▶ [Required work]: Nothing but the pictures should be dropped; repeat the rest of the data below exactly.

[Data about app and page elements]

-- -- --

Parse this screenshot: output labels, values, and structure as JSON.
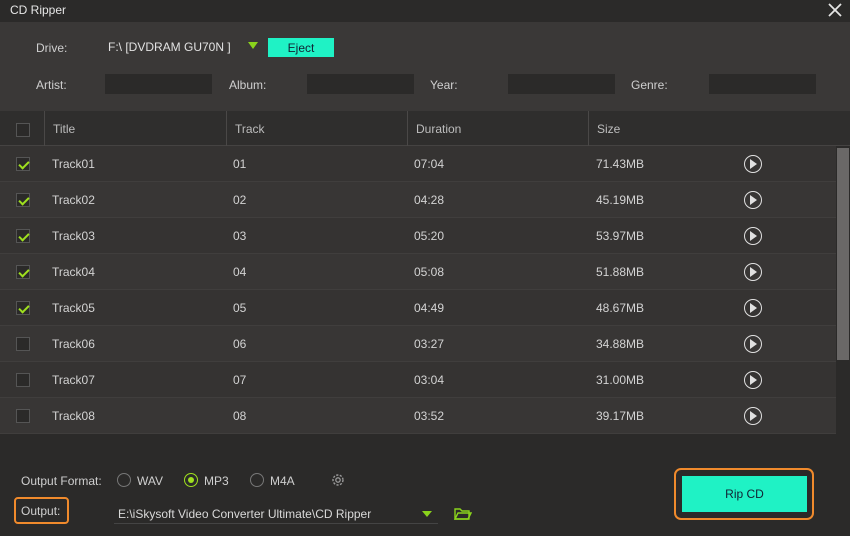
{
  "window": {
    "title": "CD Ripper",
    "close_icon": "close-icon"
  },
  "header": {
    "drive_label": "Drive:",
    "drive_value": "F:\\ [DVDRAM GU70N    ]",
    "eject_label": "Eject",
    "artist_label": "Artist:",
    "album_label": "Album:",
    "year_label": "Year:",
    "genre_label": "Genre:",
    "artist_value": "",
    "album_value": "",
    "year_value": "",
    "genre_value": ""
  },
  "table": {
    "columns": [
      "Title",
      "Track",
      "Duration",
      "Size"
    ],
    "rows": [
      {
        "checked": true,
        "title": "Track01",
        "track": "01",
        "duration": "07:04",
        "size": "71.43MB"
      },
      {
        "checked": true,
        "title": "Track02",
        "track": "02",
        "duration": "04:28",
        "size": "45.19MB"
      },
      {
        "checked": true,
        "title": "Track03",
        "track": "03",
        "duration": "05:20",
        "size": "53.97MB"
      },
      {
        "checked": true,
        "title": "Track04",
        "track": "04",
        "duration": "05:08",
        "size": "51.88MB"
      },
      {
        "checked": true,
        "title": "Track05",
        "track": "05",
        "duration": "04:49",
        "size": "48.67MB"
      },
      {
        "checked": false,
        "title": "Track06",
        "track": "06",
        "duration": "03:27",
        "size": "34.88MB"
      },
      {
        "checked": false,
        "title": "Track07",
        "track": "07",
        "duration": "03:04",
        "size": "31.00MB"
      },
      {
        "checked": false,
        "title": "Track08",
        "track": "08",
        "duration": "03:52",
        "size": "39.17MB"
      }
    ]
  },
  "footer": {
    "output_format_label": "Output Format:",
    "formats": [
      "WAV",
      "MP3",
      "M4A"
    ],
    "selected_format": "MP3",
    "output_label": "Output:",
    "output_path": "E:\\iSkysoft Video Converter Ultimate\\CD Ripper",
    "rip_label": "Rip CD"
  },
  "colors": {
    "accent": "#1ff2c5",
    "check": "#9fe01f",
    "highlight": "#f08a2c"
  }
}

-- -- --

▶ [Finished task]:
Parse this screenshot: output labels, values, and structure as JSON.
{
  "window": {
    "title": "CD Ripper",
    "close_icon": "close-icon"
  },
  "header": {
    "drive_label": "Drive:",
    "drive_value": "F:\\ [DVDRAM GU70N    ]",
    "eject_label": "Eject",
    "artist_label": "Artist:",
    "album_label": "Album:",
    "year_label": "Year:",
    "genre_label": "Genre:",
    "artist_value": "",
    "album_value": "",
    "year_value": "",
    "genre_value": ""
  },
  "table": {
    "columns": [
      "Title",
      "Track",
      "Duration",
      "Size"
    ],
    "rows": [
      {
        "checked": true,
        "title": "Track01",
        "track": "01",
        "duration": "07:04",
        "size": "71.43MB"
      },
      {
        "checked": true,
        "title": "Track02",
        "track": "02",
        "duration": "04:28",
        "size": "45.19MB"
      },
      {
        "checked": true,
        "title": "Track03",
        "track": "03",
        "duration": "05:20",
        "size": "53.97MB"
      },
      {
        "checked": true,
        "title": "Track04",
        "track": "04",
        "duration": "05:08",
        "size": "51.88MB"
      },
      {
        "checked": true,
        "title": "Track05",
        "track": "05",
        "duration": "04:49",
        "size": "48.67MB"
      },
      {
        "checked": false,
        "title": "Track06",
        "track": "06",
        "duration": "03:27",
        "size": "34.88MB"
      },
      {
        "checked": false,
        "title": "Track07",
        "track": "07",
        "duration": "03:04",
        "size": "31.00MB"
      },
      {
        "checked": false,
        "title": "Track08",
        "track": "08",
        "duration": "03:52",
        "size": "39.17MB"
      }
    ]
  },
  "footer": {
    "output_format_label": "Output Format:",
    "formats": [
      "WAV",
      "MP3",
      "M4A"
    ],
    "selected_format": "MP3",
    "output_label": "Output:",
    "output_path": "E:\\iSkysoft Video Converter Ultimate\\CD Ripper",
    "rip_label": "Rip CD"
  },
  "colors": {
    "accent": "#1ff2c5",
    "check": "#9fe01f",
    "highlight": "#f08a2c"
  }
}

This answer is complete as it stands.